Asked what might surprise people about Terravive, Swider said that even though the company’s business is technology-driven, it is also relationship-driven. “We like to meet people, be they clients or suppliers. We want to build a sense of trust and mutual respect, and the best way to do that is to visit in person.” For this reason, Swider and Keeling spend roughly 60% of their time on the road.

Throughout his career, Swider has drawn upon the lessons he learned as a cadet. “Resiliency is something you develop as a cadet, especially as a rat. You’re going to face challenges throughout your life, and you need to figure out how to handle them. To accomplish things and conquer mountains, you must be resourceful, and VMI teaches you that, too.”

“Business is a game of ‘3-D chess.’ You need to think ahead, to consider all contingencies. In short, you need to plan, and the demands of cadet life teach you to do that.”

Finally, Swider says he always keeps in mind the words in the main arch, “You may be whatever you resolve to be.”

“That applies to your cadetship and your life after barracks because you swiftly learn that it is up to you and only you to focus, lean into the future, and to resolve to be successful in life, in whatever form you define success.”

  • Scott Belliveau

    Scott Belliveau '83 Communications Officer - Executive Projects

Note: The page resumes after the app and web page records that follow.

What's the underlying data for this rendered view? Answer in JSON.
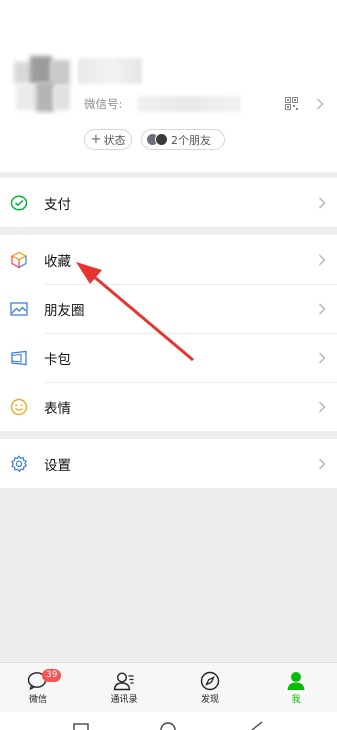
{
  "profile": {
    "wechat_id_label": "微信号:",
    "status_button": "状态",
    "status_plus": "+",
    "friends_text": "2个朋友"
  },
  "menu": {
    "pay": "支付",
    "favorites": "收藏",
    "moments": "朋友圈",
    "cards": "卡包",
    "stickers": "表情",
    "settings": "设置"
  },
  "tabs": {
    "chats": "微信",
    "chats_badge": "39",
    "contacts": "通讯录",
    "discover": "发现",
    "me": "我"
  },
  "colors": {
    "brand_green": "#09bb07",
    "badge_red": "#fa5151",
    "arrow_red": "#e8342e"
  }
}
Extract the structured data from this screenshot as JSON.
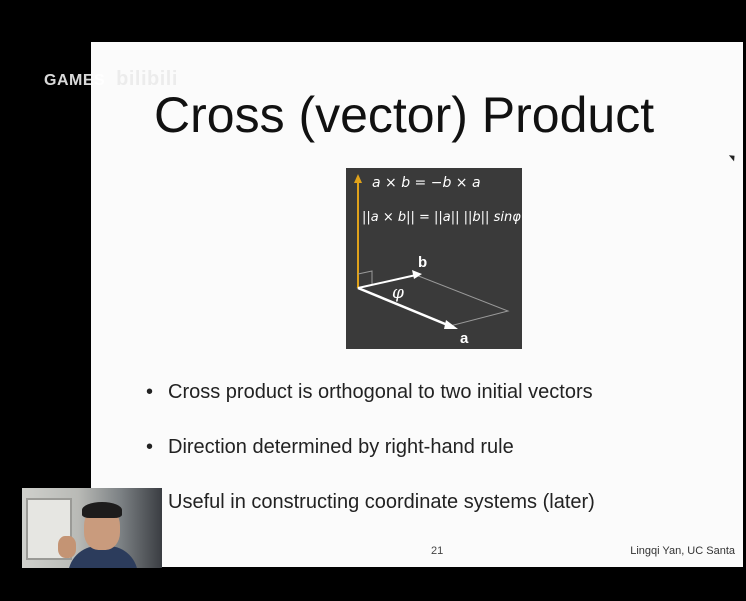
{
  "watermark": {
    "channel": "GAMES",
    "logo_text": "bilibili"
  },
  "slide": {
    "title": "Cross (vector) Product",
    "figure": {
      "formula_1": "a × b = −b × a",
      "formula_2": "||a × b|| = ||a|| ||b|| sinφ",
      "label_b": "b",
      "label_a": "a",
      "label_phi": "φ"
    },
    "bullets": [
      "Cross product is orthogonal to two initial vectors",
      "Direction determined by right-hand rule",
      "Useful in constructing coordinate systems (later)"
    ],
    "page_number": "21",
    "author": "Lingqi Yan, UC Santa"
  },
  "colors": {
    "slide_bg": "#fbfbfb",
    "figure_bg": "#3a3a3a",
    "up_vector": "#e0a21a"
  }
}
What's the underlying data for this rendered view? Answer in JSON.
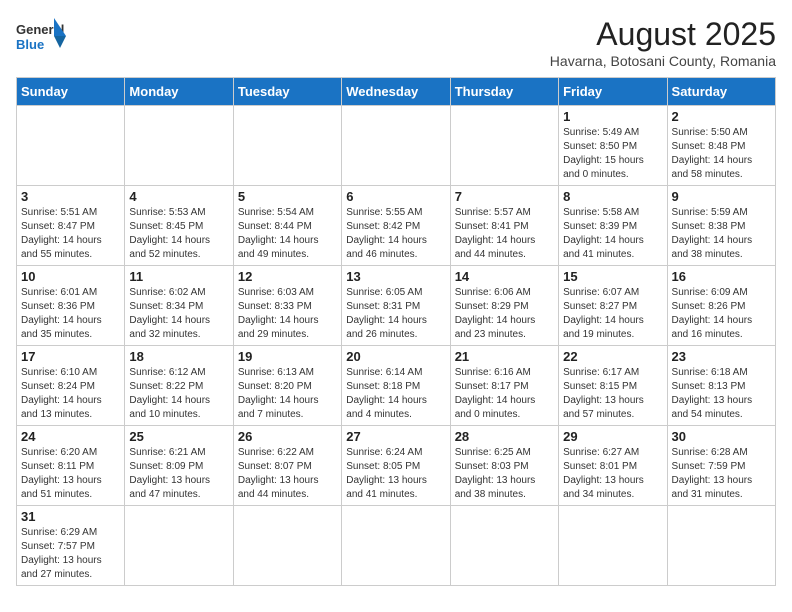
{
  "header": {
    "logo_general": "General",
    "logo_blue": "Blue",
    "month_year": "August 2025",
    "location": "Havarna, Botosani County, Romania"
  },
  "weekdays": [
    "Sunday",
    "Monday",
    "Tuesday",
    "Wednesday",
    "Thursday",
    "Friday",
    "Saturday"
  ],
  "weeks": [
    [
      {
        "date": "",
        "info": ""
      },
      {
        "date": "",
        "info": ""
      },
      {
        "date": "",
        "info": ""
      },
      {
        "date": "",
        "info": ""
      },
      {
        "date": "",
        "info": ""
      },
      {
        "date": "1",
        "info": "Sunrise: 5:49 AM\nSunset: 8:50 PM\nDaylight: 15 hours and 0 minutes."
      },
      {
        "date": "2",
        "info": "Sunrise: 5:50 AM\nSunset: 8:48 PM\nDaylight: 14 hours and 58 minutes."
      }
    ],
    [
      {
        "date": "3",
        "info": "Sunrise: 5:51 AM\nSunset: 8:47 PM\nDaylight: 14 hours and 55 minutes."
      },
      {
        "date": "4",
        "info": "Sunrise: 5:53 AM\nSunset: 8:45 PM\nDaylight: 14 hours and 52 minutes."
      },
      {
        "date": "5",
        "info": "Sunrise: 5:54 AM\nSunset: 8:44 PM\nDaylight: 14 hours and 49 minutes."
      },
      {
        "date": "6",
        "info": "Sunrise: 5:55 AM\nSunset: 8:42 PM\nDaylight: 14 hours and 46 minutes."
      },
      {
        "date": "7",
        "info": "Sunrise: 5:57 AM\nSunset: 8:41 PM\nDaylight: 14 hours and 44 minutes."
      },
      {
        "date": "8",
        "info": "Sunrise: 5:58 AM\nSunset: 8:39 PM\nDaylight: 14 hours and 41 minutes."
      },
      {
        "date": "9",
        "info": "Sunrise: 5:59 AM\nSunset: 8:38 PM\nDaylight: 14 hours and 38 minutes."
      }
    ],
    [
      {
        "date": "10",
        "info": "Sunrise: 6:01 AM\nSunset: 8:36 PM\nDaylight: 14 hours and 35 minutes."
      },
      {
        "date": "11",
        "info": "Sunrise: 6:02 AM\nSunset: 8:34 PM\nDaylight: 14 hours and 32 minutes."
      },
      {
        "date": "12",
        "info": "Sunrise: 6:03 AM\nSunset: 8:33 PM\nDaylight: 14 hours and 29 minutes."
      },
      {
        "date": "13",
        "info": "Sunrise: 6:05 AM\nSunset: 8:31 PM\nDaylight: 14 hours and 26 minutes."
      },
      {
        "date": "14",
        "info": "Sunrise: 6:06 AM\nSunset: 8:29 PM\nDaylight: 14 hours and 23 minutes."
      },
      {
        "date": "15",
        "info": "Sunrise: 6:07 AM\nSunset: 8:27 PM\nDaylight: 14 hours and 19 minutes."
      },
      {
        "date": "16",
        "info": "Sunrise: 6:09 AM\nSunset: 8:26 PM\nDaylight: 14 hours and 16 minutes."
      }
    ],
    [
      {
        "date": "17",
        "info": "Sunrise: 6:10 AM\nSunset: 8:24 PM\nDaylight: 14 hours and 13 minutes."
      },
      {
        "date": "18",
        "info": "Sunrise: 6:12 AM\nSunset: 8:22 PM\nDaylight: 14 hours and 10 minutes."
      },
      {
        "date": "19",
        "info": "Sunrise: 6:13 AM\nSunset: 8:20 PM\nDaylight: 14 hours and 7 minutes."
      },
      {
        "date": "20",
        "info": "Sunrise: 6:14 AM\nSunset: 8:18 PM\nDaylight: 14 hours and 4 minutes."
      },
      {
        "date": "21",
        "info": "Sunrise: 6:16 AM\nSunset: 8:17 PM\nDaylight: 14 hours and 0 minutes."
      },
      {
        "date": "22",
        "info": "Sunrise: 6:17 AM\nSunset: 8:15 PM\nDaylight: 13 hours and 57 minutes."
      },
      {
        "date": "23",
        "info": "Sunrise: 6:18 AM\nSunset: 8:13 PM\nDaylight: 13 hours and 54 minutes."
      }
    ],
    [
      {
        "date": "24",
        "info": "Sunrise: 6:20 AM\nSunset: 8:11 PM\nDaylight: 13 hours and 51 minutes."
      },
      {
        "date": "25",
        "info": "Sunrise: 6:21 AM\nSunset: 8:09 PM\nDaylight: 13 hours and 47 minutes."
      },
      {
        "date": "26",
        "info": "Sunrise: 6:22 AM\nSunset: 8:07 PM\nDaylight: 13 hours and 44 minutes."
      },
      {
        "date": "27",
        "info": "Sunrise: 6:24 AM\nSunset: 8:05 PM\nDaylight: 13 hours and 41 minutes."
      },
      {
        "date": "28",
        "info": "Sunrise: 6:25 AM\nSunset: 8:03 PM\nDaylight: 13 hours and 38 minutes."
      },
      {
        "date": "29",
        "info": "Sunrise: 6:27 AM\nSunset: 8:01 PM\nDaylight: 13 hours and 34 minutes."
      },
      {
        "date": "30",
        "info": "Sunrise: 6:28 AM\nSunset: 7:59 PM\nDaylight: 13 hours and 31 minutes."
      }
    ],
    [
      {
        "date": "31",
        "info": "Sunrise: 6:29 AM\nSunset: 7:57 PM\nDaylight: 13 hours and 27 minutes."
      },
      {
        "date": "",
        "info": ""
      },
      {
        "date": "",
        "info": ""
      },
      {
        "date": "",
        "info": ""
      },
      {
        "date": "",
        "info": ""
      },
      {
        "date": "",
        "info": ""
      },
      {
        "date": "",
        "info": ""
      }
    ]
  ]
}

    The communications officer supports the strategy for all communications, including web content, public relations messages and collateral pieces in order to articulate and promote the mission of the VMI Alumni Agencies and promote philanthropy among varied constituencies.